EXCERPTED DATA Start Marker

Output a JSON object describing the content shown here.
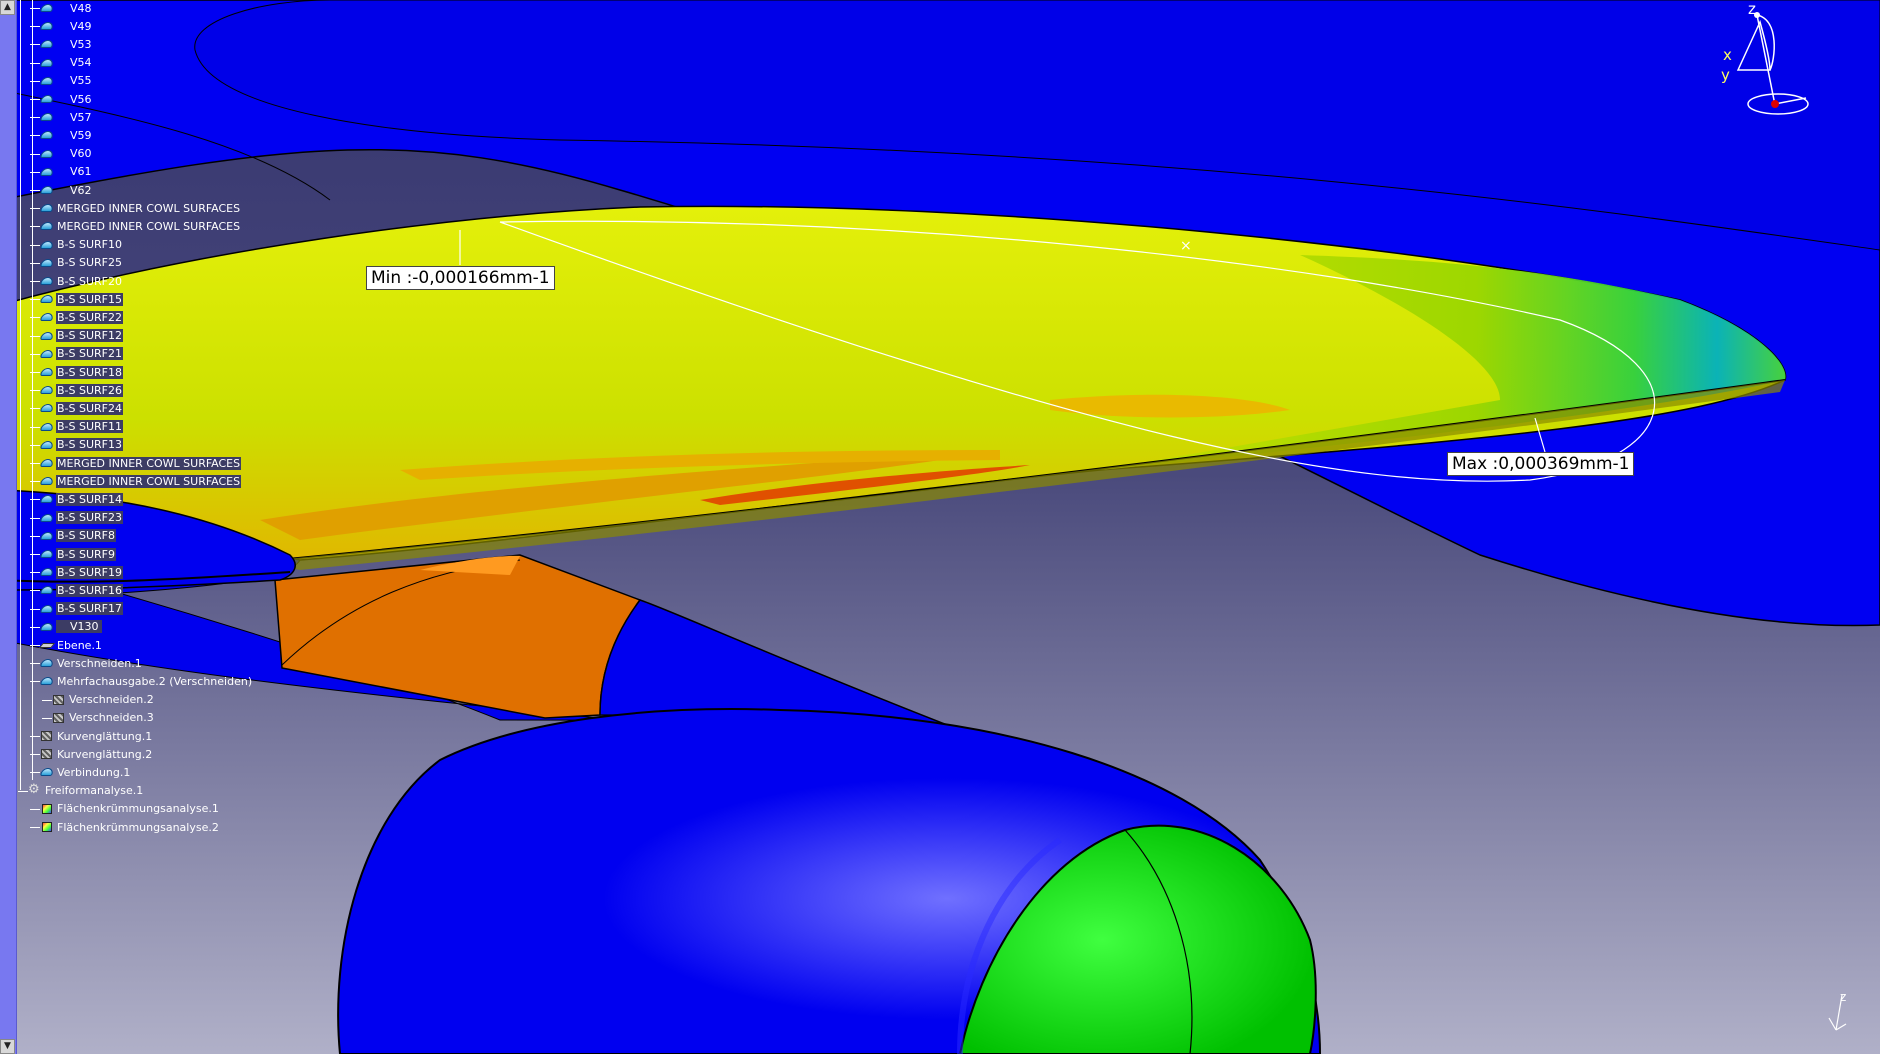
{
  "viewport": {
    "colors": {
      "background_top": "#3a3a72",
      "background_bottom": "#a8a8c4",
      "surface_blue": "#0000f0",
      "pylon_orange": "#e07000",
      "inlet_green": "#00e000"
    }
  },
  "analysis": {
    "min_label": "Min :-0,000166mm-1",
    "max_label": "Max :0,000369mm-1"
  },
  "compass": {
    "z": "z",
    "x": "x",
    "y": "y"
  },
  "mini_axis": {
    "z": "z"
  },
  "tree": {
    "items": [
      {
        "label": "V48",
        "type": "surf",
        "sel": false,
        "level": 1
      },
      {
        "label": "V49",
        "type": "surf",
        "sel": false,
        "level": 1
      },
      {
        "label": "V53",
        "type": "surf",
        "sel": false,
        "level": 1
      },
      {
        "label": "V54",
        "type": "surf",
        "sel": false,
        "level": 1
      },
      {
        "label": "V55",
        "type": "surf",
        "sel": false,
        "level": 1
      },
      {
        "label": "V56",
        "type": "surf",
        "sel": false,
        "level": 1
      },
      {
        "label": "V57",
        "type": "surf",
        "sel": false,
        "level": 1
      },
      {
        "label": "V59",
        "type": "surf",
        "sel": false,
        "level": 1
      },
      {
        "label": "V60",
        "type": "surf",
        "sel": false,
        "level": 1
      },
      {
        "label": "V61",
        "type": "surf",
        "sel": false,
        "level": 1
      },
      {
        "label": "V62",
        "type": "surf",
        "sel": false,
        "level": 1
      },
      {
        "label": "MERGED INNER COWL SURFACES",
        "type": "surf",
        "sel": false,
        "level": 1
      },
      {
        "label": "MERGED INNER COWL SURFACES",
        "type": "surf",
        "sel": false,
        "level": 1
      },
      {
        "label": "B-S SURF10",
        "type": "surf",
        "sel": false,
        "level": 1
      },
      {
        "label": "B-S SURF25",
        "type": "surf",
        "sel": false,
        "level": 1
      },
      {
        "label": "B-S SURF20",
        "type": "surf",
        "sel": false,
        "level": 1
      },
      {
        "label": "B-S SURF15",
        "type": "surf",
        "sel": true,
        "level": 1
      },
      {
        "label": "B-S SURF22",
        "type": "surf",
        "sel": true,
        "level": 1
      },
      {
        "label": "B-S SURF12",
        "type": "surf",
        "sel": true,
        "level": 1
      },
      {
        "label": "B-S SURF21",
        "type": "surf",
        "sel": true,
        "level": 1
      },
      {
        "label": "B-S SURF18",
        "type": "surf",
        "sel": true,
        "level": 1
      },
      {
        "label": "B-S SURF26",
        "type": "surf",
        "sel": true,
        "level": 1
      },
      {
        "label": "B-S SURF24",
        "type": "surf",
        "sel": true,
        "level": 1
      },
      {
        "label": "B-S SURF11",
        "type": "surf",
        "sel": true,
        "level": 1
      },
      {
        "label": "B-S SURF13",
        "type": "surf",
        "sel": true,
        "level": 1
      },
      {
        "label": "MERGED INNER COWL SURFACES",
        "type": "surf",
        "sel": true,
        "level": 1
      },
      {
        "label": "MERGED INNER COWL SURFACES",
        "type": "surf",
        "sel": true,
        "level": 1
      },
      {
        "label": "B-S SURF14",
        "type": "surf",
        "sel": true,
        "level": 1
      },
      {
        "label": "B-S SURF23",
        "type": "surf",
        "sel": true,
        "level": 1
      },
      {
        "label": "B-S SURF8",
        "type": "surf",
        "sel": true,
        "level": 1
      },
      {
        "label": "B-S SURF9",
        "type": "surf",
        "sel": true,
        "level": 1
      },
      {
        "label": "B-S SURF19",
        "type": "surf",
        "sel": true,
        "level": 1
      },
      {
        "label": "B-S SURF16",
        "type": "surf",
        "sel": true,
        "level": 1
      },
      {
        "label": "B-S SURF17",
        "type": "surf",
        "sel": true,
        "level": 1
      },
      {
        "label": "V130",
        "type": "surf",
        "sel": true,
        "level": 1
      },
      {
        "label": "Ebene.1",
        "type": "plane",
        "sel": false,
        "level": 1
      },
      {
        "label": "Verschneiden.1",
        "type": "surf",
        "sel": false,
        "level": 1
      },
      {
        "label": "Mehrfachausgabe.2 (Verschneiden)",
        "type": "surf",
        "sel": false,
        "level": 1
      },
      {
        "label": "Verschneiden.2",
        "type": "op",
        "sel": false,
        "level": 2
      },
      {
        "label": "Verschneiden.3",
        "type": "op",
        "sel": false,
        "level": 2
      },
      {
        "label": "Kurvenglättung.1",
        "type": "op",
        "sel": false,
        "level": 1
      },
      {
        "label": "Kurvenglättung.2",
        "type": "op",
        "sel": false,
        "level": 1
      },
      {
        "label": "Verbindung.1",
        "type": "surf",
        "sel": false,
        "level": 1
      },
      {
        "label": "Freiformanalyse.1",
        "type": "gear",
        "sel": false,
        "level": 0
      },
      {
        "label": "Flächenkrümmungsanalyse.1",
        "type": "analysis",
        "sel": false,
        "level": 1
      },
      {
        "label": "Flächenkrümmungsanalyse.2",
        "type": "analysis",
        "sel": false,
        "level": 1
      }
    ]
  }
}
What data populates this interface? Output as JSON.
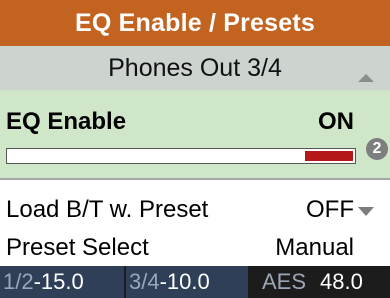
{
  "header": {
    "title": "EQ Enable / Presets",
    "subtitle": "Phones Out 3/4"
  },
  "eq_enable": {
    "label": "EQ Enable",
    "value": "ON",
    "level_fraction": 0.14,
    "bar_color": "#b41818",
    "badge": "2"
  },
  "load_bt": {
    "label": "Load B/T w. Preset",
    "value": "OFF"
  },
  "preset_select": {
    "label": "Preset Select",
    "value": "Manual"
  },
  "status": {
    "meter1": {
      "channel": "1/2",
      "value": "-15.0"
    },
    "meter2": {
      "channel": "3/4",
      "value": "-10.0"
    },
    "aes": {
      "label": "AES",
      "value": "48.0"
    }
  },
  "colors": {
    "title_bg": "#c2631f",
    "subtitle_bg": "#cdd4d0",
    "selected_row_bg": "#cfe6c8",
    "status_bg": "#1c1c1c",
    "meter_bg": "#2f3f58"
  }
}
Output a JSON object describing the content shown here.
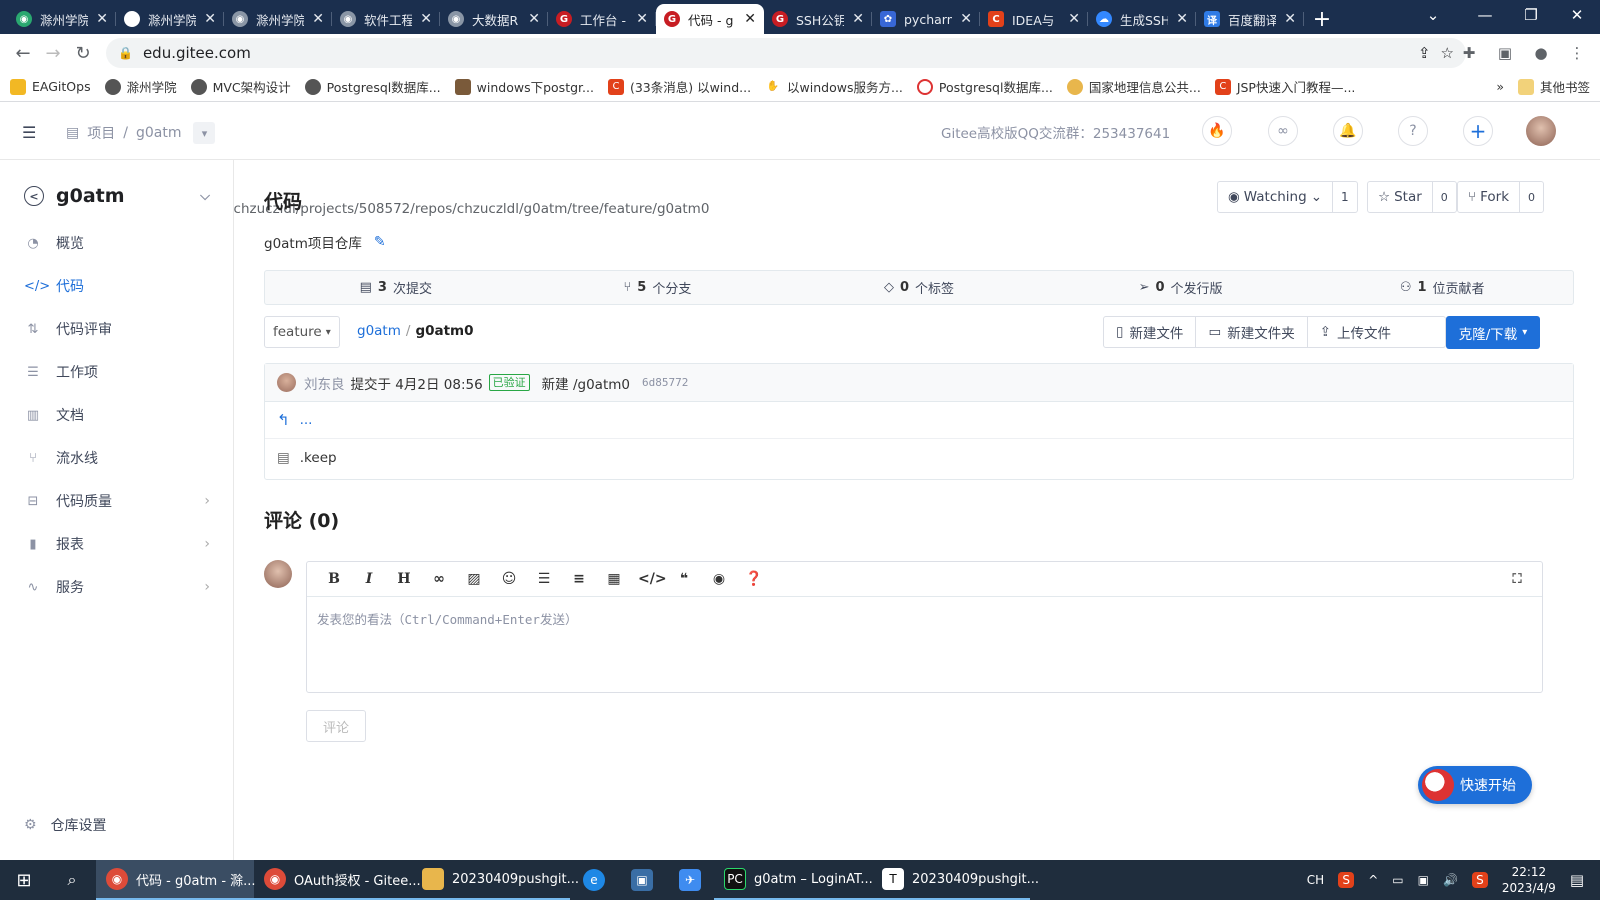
{
  "browser": {
    "tabs": [
      {
        "label": "滁州学院",
        "icon_color": "#2aa870"
      },
      {
        "label": "滁州学院",
        "icon_color": "#ffffff"
      },
      {
        "label": "滁州学院",
        "icon_color": "#8a96a6"
      },
      {
        "label": "软件工程",
        "icon_color": "#8a96a6"
      },
      {
        "label": "大数据R",
        "icon_color": "#8a96a6"
      },
      {
        "label": "工作台 -",
        "icon_color": "#c71d23"
      },
      {
        "label": "代码 - g",
        "icon_color": "#c71d23",
        "active": true
      },
      {
        "label": "SSH公钥",
        "icon_color": "#c71d23"
      },
      {
        "label": "pycharm",
        "icon_color": "#3867d6"
      },
      {
        "label": "IDEA与",
        "icon_color": "#e2411a"
      },
      {
        "label": "生成SSH",
        "icon_color": "#3388ff"
      },
      {
        "label": "百度翻译",
        "icon_color": "#2f7be6"
      }
    ],
    "url_host": "edu.gitee.com",
    "url_path": "/chzuczldl/projects/508572/repos/chzuczldl/g0atm/tree/feature/g0atm0",
    "bookmarks": [
      "EAGitOps",
      "滁州学院",
      "MVC架构设计",
      "Postgresql数据库...",
      "windows下postgr...",
      "(33条消息) 以wind...",
      "以windows服务方...",
      "Postgresql数据库...",
      "国家地理信息公共...",
      "JSP快速入门教程—..."
    ],
    "bookmarks_more": "»",
    "other_bookmarks": "其他书签"
  },
  "header": {
    "crumb_project": "项目",
    "crumb_sep": "/",
    "crumb_repo": "g0atm",
    "qq_group": "Gitee高校版QQ交流群：253437641"
  },
  "sidebar": {
    "project_name": "g0atm",
    "items": [
      {
        "label": "概览"
      },
      {
        "label": "代码"
      },
      {
        "label": "代码评审"
      },
      {
        "label": "工作项"
      },
      {
        "label": "文档"
      },
      {
        "label": "流水线"
      },
      {
        "label": "代码质量"
      },
      {
        "label": "报表"
      },
      {
        "label": "服务"
      }
    ],
    "settings": "仓库设置"
  },
  "main": {
    "title": "代码",
    "description": "g0atm项目仓库",
    "watching_label": "Watching",
    "watching_count": "1",
    "star_label": "Star",
    "star_count": "0",
    "fork_label": "Fork",
    "fork_count": "0",
    "stats": {
      "commits_n": "3",
      "commits_l": "次提交",
      "branches_n": "5",
      "branches_l": "个分支",
      "tags_n": "0",
      "tags_l": "个标签",
      "releases_n": "0",
      "releases_l": "个发行版",
      "contrib_n": "1",
      "contrib_l": "位贡献者"
    },
    "branch": "feature",
    "path_root": "g0atm",
    "path_sep": "/",
    "path_current": "g0atm0",
    "actions": {
      "new_file": "新建文件",
      "new_folder": "新建文件夹",
      "upload": "上传文件"
    },
    "clone": "克隆/下载",
    "commit": {
      "author": "刘东良",
      "time": "提交于 4月2日 08:56",
      "verified": "已验证",
      "message": "新建 /g0atm0",
      "hash": "6d85772"
    },
    "parent_dir": "...",
    "files": [
      ".keep"
    ],
    "comments_title": "评论 (0)",
    "editor_placeholder": "发表您的看法（Ctrl/Command+Enter发送）",
    "submit": "评论",
    "quick_start": "快速开始"
  },
  "taskbar": {
    "apps": [
      {
        "label": "代码 - g0atm - 滁...",
        "active": true
      },
      {
        "label": "OAuth授权 - Gitee..."
      },
      {
        "label": "20230409pushgit..."
      },
      {
        "label": ""
      },
      {
        "label": ""
      },
      {
        "label": ""
      },
      {
        "label": "g0atm – LoginAT..."
      },
      {
        "label": "20230409pushgit..."
      }
    ],
    "ime": "CH",
    "time": "22:12",
    "date": "2023/4/9"
  }
}
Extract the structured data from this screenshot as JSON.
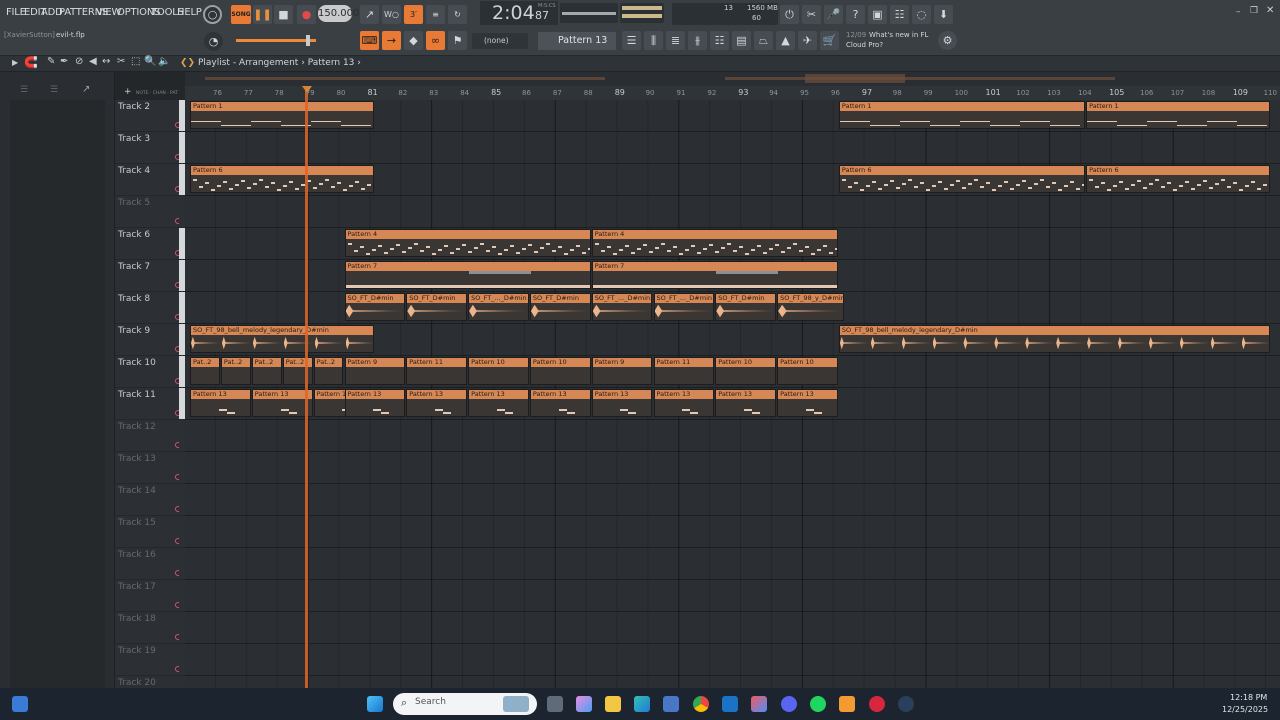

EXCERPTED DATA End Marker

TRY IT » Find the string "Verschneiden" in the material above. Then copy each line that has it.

TASK RESULT »
        "label": "Verschneiden.1",
        "label": "Mehrfachausgabe.2 (Verschneiden)",
        "label": "Verschneiden.2",
        "label": "Verschneiden.3",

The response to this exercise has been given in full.